Tally the lines below that contain "JSON" and reply with only the tally.

§ **Stored items**
⟨

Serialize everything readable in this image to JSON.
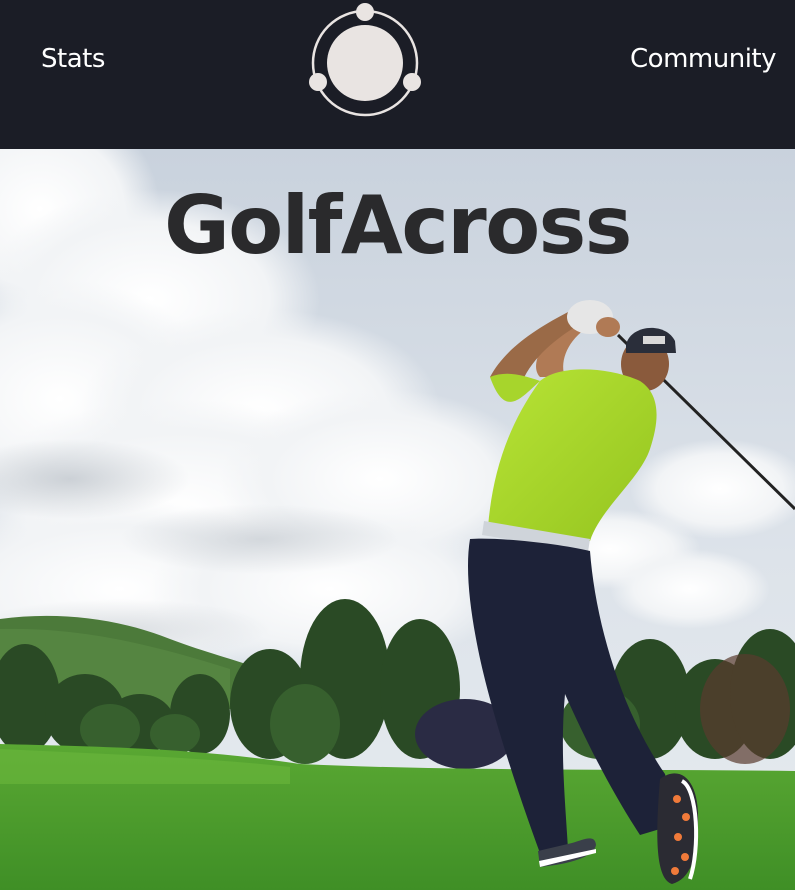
{
  "nav": {
    "left_label": "Stats",
    "right_label": "Community",
    "logo_icon": "orbit-logo-icon"
  },
  "hero": {
    "title": "GolfAcross",
    "image_subject": "golfer-swinging-on-fairway"
  },
  "colors": {
    "header_bg": "#1b1d26",
    "nav_text": "#ffffff",
    "logo": "#e9e4e2",
    "title": "#2a2a2c",
    "shirt": "#a8d92a",
    "grass": "#4fa02f"
  }
}
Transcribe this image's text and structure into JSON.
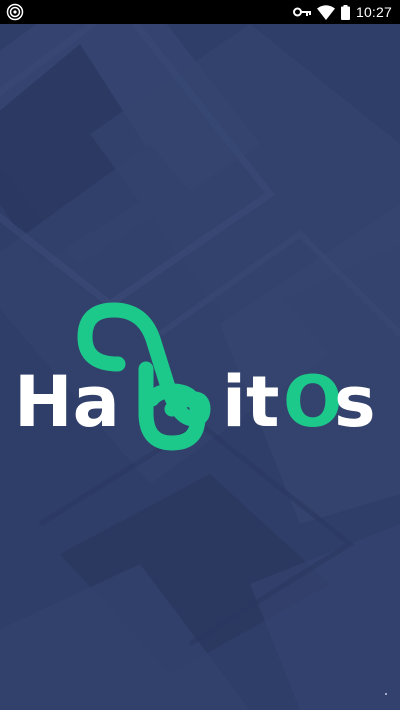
{
  "status_bar": {
    "time": "10:27",
    "icons": [
      "hotspot-icon",
      "vpn-key-icon",
      "wifi-icon",
      "battery-icon"
    ]
  },
  "app": {
    "logo_text_part1": "Ha",
    "logo_text_part2": "it",
    "logo_text_part3": "O",
    "logo_text_part4": "s",
    "brand_color": "#1cc98a",
    "background_color": "#2f3d69",
    "text_color": "#ffffff"
  }
}
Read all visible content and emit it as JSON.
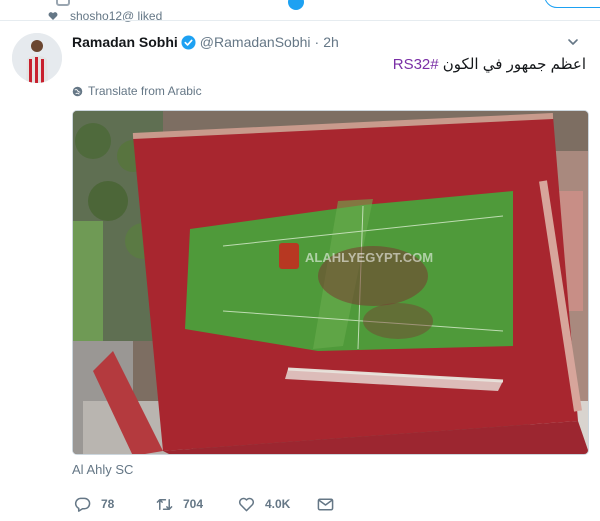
{
  "context": {
    "text": "shosho12@ liked",
    "icon": "heart-icon"
  },
  "tweet": {
    "author_name": "Ramadan Sobhi",
    "verified": true,
    "handle": "@RamadanSobhi",
    "separator": "·",
    "time": "2h",
    "text_main": "اعظم جمهور في الكون",
    "hashtag": "#RS32",
    "translate_label": "Translate from Arabic",
    "media_watermark": "ALAHLYEGYPT.COM",
    "media_caption": "Al Ahly SC"
  },
  "actions": {
    "reply_count": "78",
    "retweet_count": "704",
    "like_count": "4.0K"
  },
  "colors": {
    "accent": "#1da1f2",
    "hashtag": "#7a2fa6",
    "muted_text": "#657786",
    "crowd_red": "#a8262f",
    "pitch_green": "#4f9a3a"
  }
}
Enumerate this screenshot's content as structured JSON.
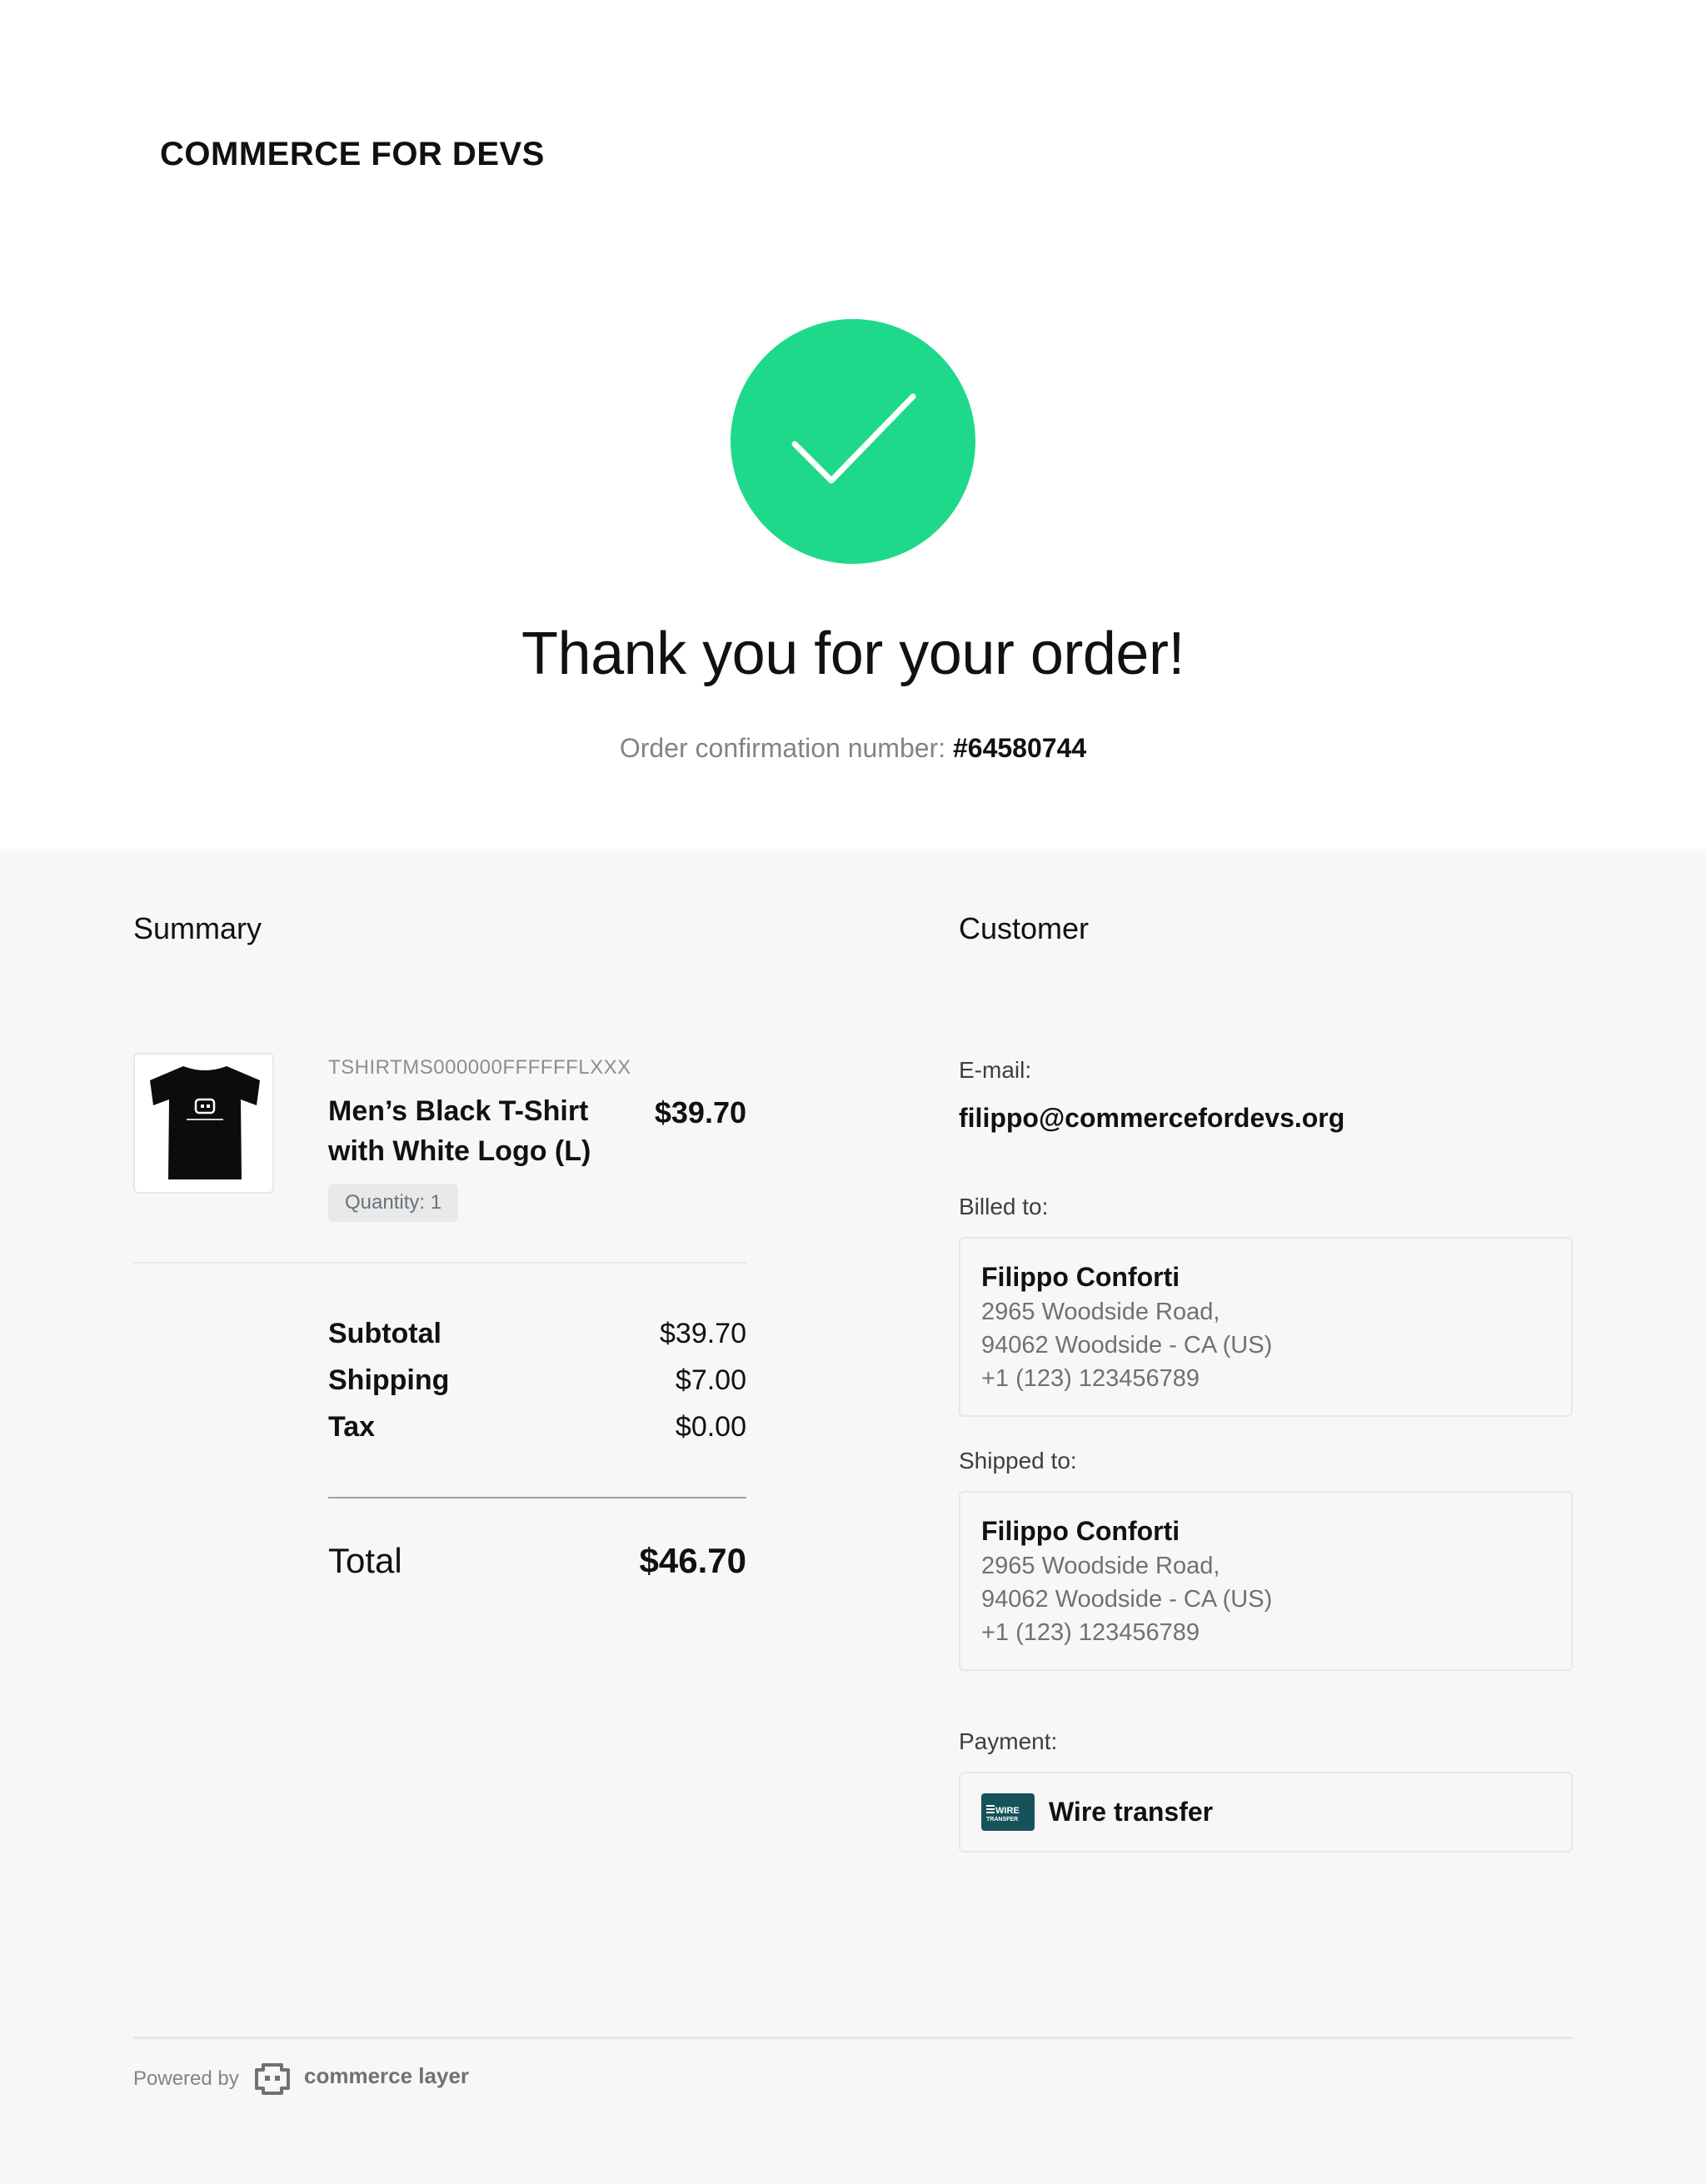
{
  "header": {
    "brand": "COMMERCE FOR DEVS"
  },
  "confirmation": {
    "icon": "check-circle-icon",
    "accent_color": "#1fd98a",
    "title": "Thank you for your order!",
    "order_label": "Order confirmation number:",
    "order_number": "#64580744"
  },
  "summary": {
    "title": "Summary",
    "item": {
      "sku": "TSHIRTMS000000FFFFFFLXXX",
      "name": "Men’s Black T-Shirt with White Logo (L)",
      "price": "$39.70",
      "quantity": "Quantity: 1",
      "image": "black-tshirt-image"
    },
    "totals": {
      "subtotal_label": "Subtotal",
      "subtotal_value": "$39.70",
      "shipping_label": "Shipping",
      "shipping_value": "$7.00",
      "tax_label": "Tax",
      "tax_value": "$0.00",
      "total_label": "Total",
      "total_value": "$46.70"
    }
  },
  "customer": {
    "title": "Customer",
    "email_label": "E-mail:",
    "email": "filippo@commercefordevs.org",
    "billing": {
      "label": "Billed to:",
      "name": "Filippo Conforti",
      "line1": "2965 Woodside Road,",
      "line2": "94062 Woodside - CA (US)",
      "phone": "+1 (123) 123456789"
    },
    "shipping": {
      "label": "Shipped to:",
      "name": "Filippo Conforti",
      "line1": "2965 Woodside Road,",
      "line2": "94062 Woodside - CA (US)",
      "phone": "+1 (123) 123456789"
    },
    "payment": {
      "label": "Payment:",
      "method": "Wire transfer",
      "logo_text_top": "WIRE",
      "logo_text_bottom": "TRANSFER",
      "icon": "wire-transfer-icon"
    }
  },
  "footer": {
    "powered_by": "Powered by",
    "logo_icon": "commerce-layer-logo-icon",
    "logo_text": "commerce layer"
  }
}
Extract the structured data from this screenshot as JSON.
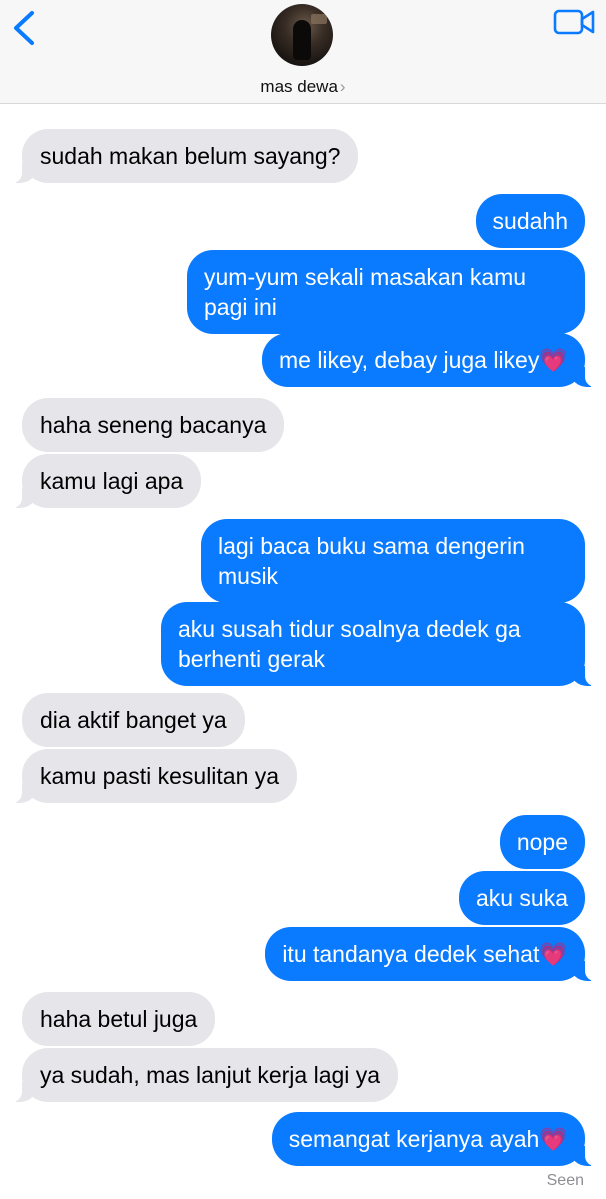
{
  "header": {
    "contact_name": "mas dewa",
    "chevron": "›",
    "icons": {
      "back": "chevron-left-icon",
      "video": "video-camera-icon"
    },
    "accent_color": "#0a7bff"
  },
  "messages": [
    {
      "from": "them",
      "text": "sudah makan belum sayang?"
    },
    {
      "from": "me",
      "text": "sudahh"
    },
    {
      "from": "me",
      "text": "yum-yum sekali masakan kamu pagi ini"
    },
    {
      "from": "me",
      "text": "me likey, debay juga likey",
      "emoji": "💗"
    },
    {
      "from": "them",
      "text": "haha seneng bacanya"
    },
    {
      "from": "them",
      "text": "kamu lagi apa"
    },
    {
      "from": "me",
      "text": "lagi baca buku sama dengerin musik"
    },
    {
      "from": "me",
      "text": "aku susah tidur soalnya dedek ga berhenti gerak"
    },
    {
      "from": "them",
      "text": "dia aktif banget ya"
    },
    {
      "from": "them",
      "text": "kamu pasti kesulitan ya"
    },
    {
      "from": "me",
      "text": "nope"
    },
    {
      "from": "me",
      "text": "aku suka"
    },
    {
      "from": "me",
      "text": "itu tandanya dedek sehat",
      "emoji": "💗"
    },
    {
      "from": "them",
      "text": "haha betul juga"
    },
    {
      "from": "them",
      "text": "ya sudah, mas lanjut kerja lagi ya"
    },
    {
      "from": "me",
      "text": "semangat kerjanya ayah",
      "emoji": "💗"
    }
  ],
  "status": {
    "seen": "Seen"
  },
  "colors": {
    "incoming_bubble": "#e5e5ea",
    "outgoing_bubble": "#0a7bff",
    "heart": "#ff2fa8"
  }
}
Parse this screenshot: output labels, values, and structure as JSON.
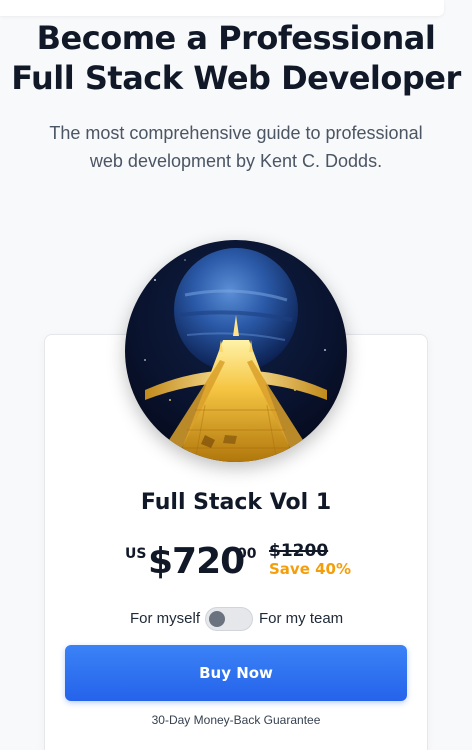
{
  "header": {
    "title_line1": "Become a Professional",
    "title_line2": "Full Stack Web Developer",
    "subtitle_line1": "The most comprehensive guide to professional",
    "subtitle_line2": "web development by Kent C. Dodds."
  },
  "product": {
    "title": "Full Stack Vol 1",
    "currency": "US",
    "price": "$720",
    "cents": "00",
    "original_price": "$1200",
    "discount": "Save 40%",
    "image_icon": "planet-road-cover"
  },
  "purchase": {
    "toggle_left_label": "For myself",
    "toggle_right_label": "For my team",
    "toggle_on": false,
    "buy_label": "Buy Now",
    "guarantee": "30-Day Money-Back Guarantee"
  },
  "colors": {
    "accent": "#2563eb",
    "discount": "#f59e0b",
    "text": "#111827"
  }
}
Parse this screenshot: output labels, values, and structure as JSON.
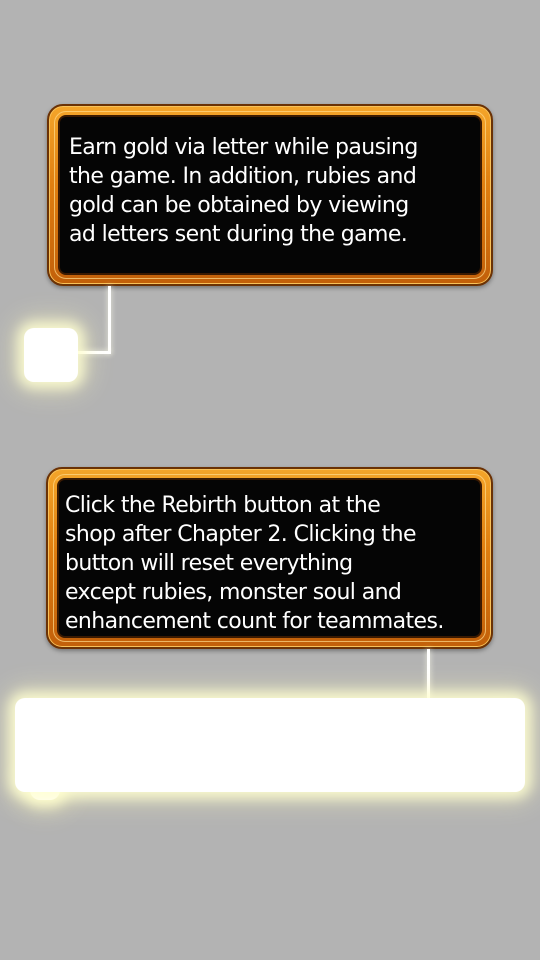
{
  "tutorial": {
    "tips": [
      {
        "text": "Earn gold via letter while pausing\nthe game. In addition, rubies and\ngold can be obtained by viewing\nad letters sent during the game."
      },
      {
        "text": "Click the Rebirth button at the\nshop after Chapter 2. Clicking the\nbutton will reset everything\nexcept rubies, monster soul and\nenhancement count for teammates."
      }
    ]
  },
  "colors": {
    "background": "#b3b3b3",
    "frame_orange": "#e07e10",
    "frame_dark": "#6b3205",
    "panel_black": "#050505",
    "text": "#ffffff",
    "highlight_glow": "#fffad2"
  }
}
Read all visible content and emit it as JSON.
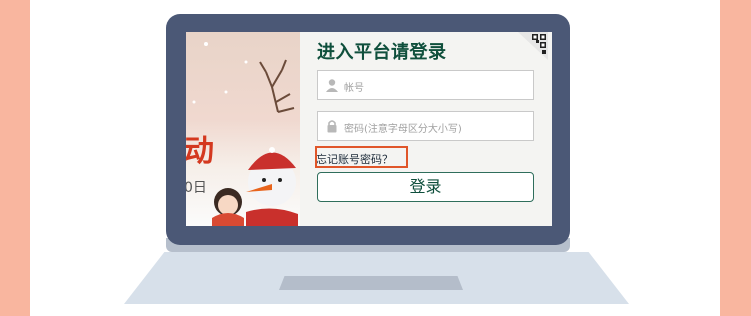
{
  "login": {
    "title": "进入平台请登录",
    "account_placeholder": "帐号",
    "password_placeholder": "密码(注意字母区分大小写)",
    "forgot_label": "忘记账号密码？",
    "login_button": "登录"
  },
  "hero": {
    "text_fragment": "动",
    "date_fragment": "0日"
  },
  "icons": {
    "account": "user-icon",
    "password": "lock-icon",
    "qr": "qr-code-icon"
  },
  "colors": {
    "accent": "#0f4f3c",
    "highlight": "#e0562a",
    "laptop": "#4b5876",
    "side_bars": "#f9b69f"
  }
}
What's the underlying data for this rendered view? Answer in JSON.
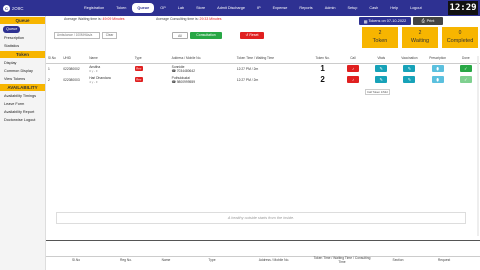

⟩

§ **Output below**
9